Not all wig fibers are alike. If your style requires setting certain flips or shapes into place, you will need to heat set them. To do that without frying your fibers into an unsavory ramen noodle-like texture, you’ll want a wig with heat resistant fibers.
EpicCosplay Wigs uses Futara, a high grade Japanese Kanekalon fiber that has a sleeker and softer texture than standard Kanekalon. Futara fibers can withstand heat up to 410 degrees. However, it is best to keep styling tools like flat irons between 280 – 340 degrees to avoid changing the fiber’s texture.
If you plan to use a flat iron on the wig, please use a basic flat iron only and avoid using chi irons. Chi irons will fry the wig fibers.
There are many different ways to curl our wigs and one of them is using steam! We've created a helpful video tutorial on how to do that, which you can check out right here:
Of course, you can always use other methods to curl our wigs such as using a flat iron, curling iron, rollers, heat gun etc. Regardless of what you're planning to use, always keep in mind of the following...
CURLING A WIG
EpicCosplay Wig fibers are ultimately made of out of plastic which means you should treat it as such. Ever worked with Worbla or EVA foam for your cosplay? The fundamentals of creating something out of those crafting materials primarily consist of heating the piece and holding it in place until it cools down to retain the shape that you want.
The same method applies to heating a synthetic wig that can take heat. After applying heat to a strand make sure to hold the curl in place, either with your own hands, using a hairpin or rollers until it cools down. The curl will lock into place after the fibers have cooled down.
STRAIGHTENING A WIG
When using a flat iron to straighten out the wig, always remember to go over a strand with a flat iron and avoid quickly going over it again right after.
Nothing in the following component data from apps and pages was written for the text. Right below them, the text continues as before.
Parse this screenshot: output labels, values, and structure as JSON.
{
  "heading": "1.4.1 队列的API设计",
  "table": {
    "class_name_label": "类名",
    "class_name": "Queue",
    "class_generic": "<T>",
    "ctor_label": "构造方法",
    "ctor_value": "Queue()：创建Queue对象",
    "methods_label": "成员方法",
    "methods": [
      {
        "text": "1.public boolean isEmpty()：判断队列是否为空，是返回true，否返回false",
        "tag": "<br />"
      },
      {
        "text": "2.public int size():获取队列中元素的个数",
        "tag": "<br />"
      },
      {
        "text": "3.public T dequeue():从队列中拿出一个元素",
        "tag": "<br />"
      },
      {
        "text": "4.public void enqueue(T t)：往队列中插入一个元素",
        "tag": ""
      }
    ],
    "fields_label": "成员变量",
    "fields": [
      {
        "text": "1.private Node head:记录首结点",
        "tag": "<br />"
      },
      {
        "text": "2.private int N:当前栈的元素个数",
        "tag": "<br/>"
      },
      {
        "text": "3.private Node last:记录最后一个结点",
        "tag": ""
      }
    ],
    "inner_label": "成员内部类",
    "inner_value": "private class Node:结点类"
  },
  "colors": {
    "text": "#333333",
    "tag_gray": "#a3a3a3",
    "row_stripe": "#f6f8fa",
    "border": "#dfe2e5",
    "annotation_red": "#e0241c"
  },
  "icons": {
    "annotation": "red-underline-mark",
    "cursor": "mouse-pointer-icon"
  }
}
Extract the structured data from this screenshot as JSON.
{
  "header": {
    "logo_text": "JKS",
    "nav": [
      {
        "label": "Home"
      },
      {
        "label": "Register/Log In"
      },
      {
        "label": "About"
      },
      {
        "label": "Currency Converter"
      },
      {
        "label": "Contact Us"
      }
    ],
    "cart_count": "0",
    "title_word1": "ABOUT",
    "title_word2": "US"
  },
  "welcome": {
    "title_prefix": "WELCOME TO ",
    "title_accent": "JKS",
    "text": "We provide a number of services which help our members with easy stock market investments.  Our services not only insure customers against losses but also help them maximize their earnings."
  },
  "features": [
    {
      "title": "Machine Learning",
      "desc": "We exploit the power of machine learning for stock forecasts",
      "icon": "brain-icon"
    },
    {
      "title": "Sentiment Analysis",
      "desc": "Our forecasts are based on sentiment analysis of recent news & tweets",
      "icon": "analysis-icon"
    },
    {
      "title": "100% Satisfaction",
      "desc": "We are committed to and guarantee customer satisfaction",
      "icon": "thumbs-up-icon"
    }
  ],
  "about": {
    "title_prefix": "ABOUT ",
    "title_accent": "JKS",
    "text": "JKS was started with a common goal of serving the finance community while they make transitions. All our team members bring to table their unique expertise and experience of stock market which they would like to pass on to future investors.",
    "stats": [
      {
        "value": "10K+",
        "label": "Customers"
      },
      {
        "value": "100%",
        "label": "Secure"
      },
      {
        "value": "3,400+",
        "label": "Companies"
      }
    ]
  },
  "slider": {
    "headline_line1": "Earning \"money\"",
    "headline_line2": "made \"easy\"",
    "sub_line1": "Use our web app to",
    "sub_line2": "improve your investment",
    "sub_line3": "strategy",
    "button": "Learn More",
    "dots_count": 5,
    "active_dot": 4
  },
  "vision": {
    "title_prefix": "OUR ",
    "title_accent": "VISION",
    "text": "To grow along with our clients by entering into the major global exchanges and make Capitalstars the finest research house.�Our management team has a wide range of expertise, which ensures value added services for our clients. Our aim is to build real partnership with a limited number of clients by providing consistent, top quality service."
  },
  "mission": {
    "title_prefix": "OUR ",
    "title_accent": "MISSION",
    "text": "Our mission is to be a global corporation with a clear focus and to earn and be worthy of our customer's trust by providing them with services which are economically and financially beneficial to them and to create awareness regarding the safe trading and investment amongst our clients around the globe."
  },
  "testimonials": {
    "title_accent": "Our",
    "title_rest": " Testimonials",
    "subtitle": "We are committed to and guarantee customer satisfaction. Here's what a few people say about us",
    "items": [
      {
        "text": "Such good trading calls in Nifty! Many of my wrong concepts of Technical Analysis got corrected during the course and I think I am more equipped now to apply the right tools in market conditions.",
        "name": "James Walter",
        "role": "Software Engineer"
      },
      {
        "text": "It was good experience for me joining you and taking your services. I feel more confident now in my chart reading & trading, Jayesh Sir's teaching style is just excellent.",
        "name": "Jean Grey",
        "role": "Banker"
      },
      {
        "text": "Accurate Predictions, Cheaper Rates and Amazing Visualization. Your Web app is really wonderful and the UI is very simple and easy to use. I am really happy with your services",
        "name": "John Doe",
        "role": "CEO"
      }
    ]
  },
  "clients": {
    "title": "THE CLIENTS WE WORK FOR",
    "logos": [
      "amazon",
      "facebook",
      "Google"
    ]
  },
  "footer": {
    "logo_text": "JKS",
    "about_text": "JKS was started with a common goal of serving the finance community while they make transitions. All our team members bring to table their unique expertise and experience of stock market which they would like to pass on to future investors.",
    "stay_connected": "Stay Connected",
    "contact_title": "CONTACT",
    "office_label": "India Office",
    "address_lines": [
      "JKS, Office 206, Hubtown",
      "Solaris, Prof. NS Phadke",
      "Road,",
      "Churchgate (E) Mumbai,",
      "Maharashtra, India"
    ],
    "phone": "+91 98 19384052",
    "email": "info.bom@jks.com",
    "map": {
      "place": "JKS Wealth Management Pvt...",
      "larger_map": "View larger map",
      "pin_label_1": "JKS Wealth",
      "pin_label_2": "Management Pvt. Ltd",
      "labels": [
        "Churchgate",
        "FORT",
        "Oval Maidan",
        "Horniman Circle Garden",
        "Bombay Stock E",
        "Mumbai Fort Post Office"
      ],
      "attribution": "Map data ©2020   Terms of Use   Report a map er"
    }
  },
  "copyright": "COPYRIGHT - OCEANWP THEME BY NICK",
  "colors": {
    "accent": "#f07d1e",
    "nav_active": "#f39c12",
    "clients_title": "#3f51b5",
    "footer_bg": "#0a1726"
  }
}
This would most likely add on additional heat to the strand thus potentially going over the heat limit.
We also recommend starting the flat iron at a lower temperature first just in case the flat iron is not calibrated correctly. Feel free to gradually raise the temperature of the iron afterwards but don't go any higher if you hear the fibers starting to sizzle.